18,000 – That’s this year’s membership target for BBYO. May not sound like much until you consider the Jewish teen population in the U.S. is estimated at between 200 and 250 thousand. Reaching 7% of that number would certainly be an impressive accomplishment. But is it enough?
Or specifically – is it enough to satisfy the community leaders, foundations and donors who provide BBYO with its financial support? Certainly not.
You all know that even with the increase in membership fees, BBYO comes nowhere close to being supported by those fees, right? So BBYO must satisfy those donors.
That means an increase in membership is necessary.
How can this be accomplished?

Increase Chapter Membership?
Recruitment is the first answer that you’ll hear, but it’s the wrong answer. The reason can be found in last week’s article “How Big is Too Big.” The largest chapters won’t grow. Many of the medium size chapters won’t want to grow. And the smallest chapters have the hardest time growing, and even if they were all successful can’t by themselves grow the organization sufficiently.
Starting new chapters is the next answer, but if you’ve been around for a while you know that creating chapters is very, very hard. Not impossible mind you, but very hard and very uncertain. Most regions are lucky if they can create enough chapters to replace those that are folding.
So what do you do?
Redefining Success
The answer is simple – you redefine success. Since you know you can’t increase membership fast enough, you instead pursue something called “engagement”. You create opportunities for Jewish youth to be part of BBYO without necessarily being members of chapters. B-Linked is a perfect example of this. Regional sponsorship of regional programs that are open to all Jewish youth and not just BBYO members are another example.
Now before you become overwhelmed by traditionalism and decry this as the “end of BBYO” please take a deep breath.
“Engagement” is a good thing. How do I know this? Simple: measure it against the guiding principles in my very first post “Why are we here.”
Anything that gets more Jewish youth involved in the Jewish community is a good thing. And if BBYO takes the leadership in this area, so much the better.
But that doesn’t mean there is no cause for concern.
The Risks of Engagement
As BBYO focuses more of its limited attention and recourses on engagement, there’s a chance that fewer resources will be available to support the existing chapter-centric system. And as the vision of BBYO’s leadership moves from developing leaders to just keeping in touch with Jewish teens, the leadership aspects of the program will tend to fade.
You won’t hear this from anyone in BBYO. On the contrary – you’ll hear about their commitment to chapters and leadership training, and you’ll hear how outreach tools such as B-Linked will help recruit people into chapters.

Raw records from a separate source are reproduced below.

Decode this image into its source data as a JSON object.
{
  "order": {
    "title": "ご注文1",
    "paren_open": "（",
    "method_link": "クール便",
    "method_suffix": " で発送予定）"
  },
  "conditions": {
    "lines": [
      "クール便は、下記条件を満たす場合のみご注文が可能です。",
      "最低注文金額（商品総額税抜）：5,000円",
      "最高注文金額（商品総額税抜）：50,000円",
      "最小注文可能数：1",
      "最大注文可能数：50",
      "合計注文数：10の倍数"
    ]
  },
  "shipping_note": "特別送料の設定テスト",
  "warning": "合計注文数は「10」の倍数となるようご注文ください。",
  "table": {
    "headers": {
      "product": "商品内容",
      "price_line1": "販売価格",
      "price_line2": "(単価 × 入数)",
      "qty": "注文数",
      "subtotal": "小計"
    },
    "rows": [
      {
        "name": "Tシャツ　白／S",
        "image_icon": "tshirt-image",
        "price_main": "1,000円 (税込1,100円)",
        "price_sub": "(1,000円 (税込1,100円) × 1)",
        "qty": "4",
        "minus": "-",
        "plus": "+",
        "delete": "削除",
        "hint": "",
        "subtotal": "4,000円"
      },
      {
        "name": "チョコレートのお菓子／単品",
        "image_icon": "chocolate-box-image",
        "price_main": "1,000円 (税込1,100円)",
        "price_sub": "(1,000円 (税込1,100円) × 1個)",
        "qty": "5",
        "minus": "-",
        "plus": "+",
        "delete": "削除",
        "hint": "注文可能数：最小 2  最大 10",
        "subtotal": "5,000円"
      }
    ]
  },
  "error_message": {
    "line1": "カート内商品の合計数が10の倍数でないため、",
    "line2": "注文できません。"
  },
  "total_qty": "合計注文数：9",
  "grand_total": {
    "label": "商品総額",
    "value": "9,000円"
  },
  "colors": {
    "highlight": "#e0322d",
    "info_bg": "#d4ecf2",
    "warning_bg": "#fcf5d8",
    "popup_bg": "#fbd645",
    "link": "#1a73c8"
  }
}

And you know what – I believe them. I absolutely believe that those who tell you that are sincere. But today’s BBYO staff won’t all be around in 5 or 10 years, and in the long run if you want to find out where an organization is going, you have to follow the money. Today the money is looking for numbers, and if the easiest way to get numbers is through engagement outside of the traditional chapter structure, you can be absolutely certain that that’s where the money is going to flow and where the organization’s attention will be focused. It won’t happen today. It won’t happen suddenly. But give it a decade or two, and you’ll see.
Is the traditional chapter-based BBYO doomed? Not necessarily. There are things that can be done – that you can do in the years to come to the core values of BBYO (youth leadership, chapters, etc.) even as the organization changes. But those must wait until a future column. For now, I encourage you to think about it – and drop me a line if you have any suggestions you’d like to share.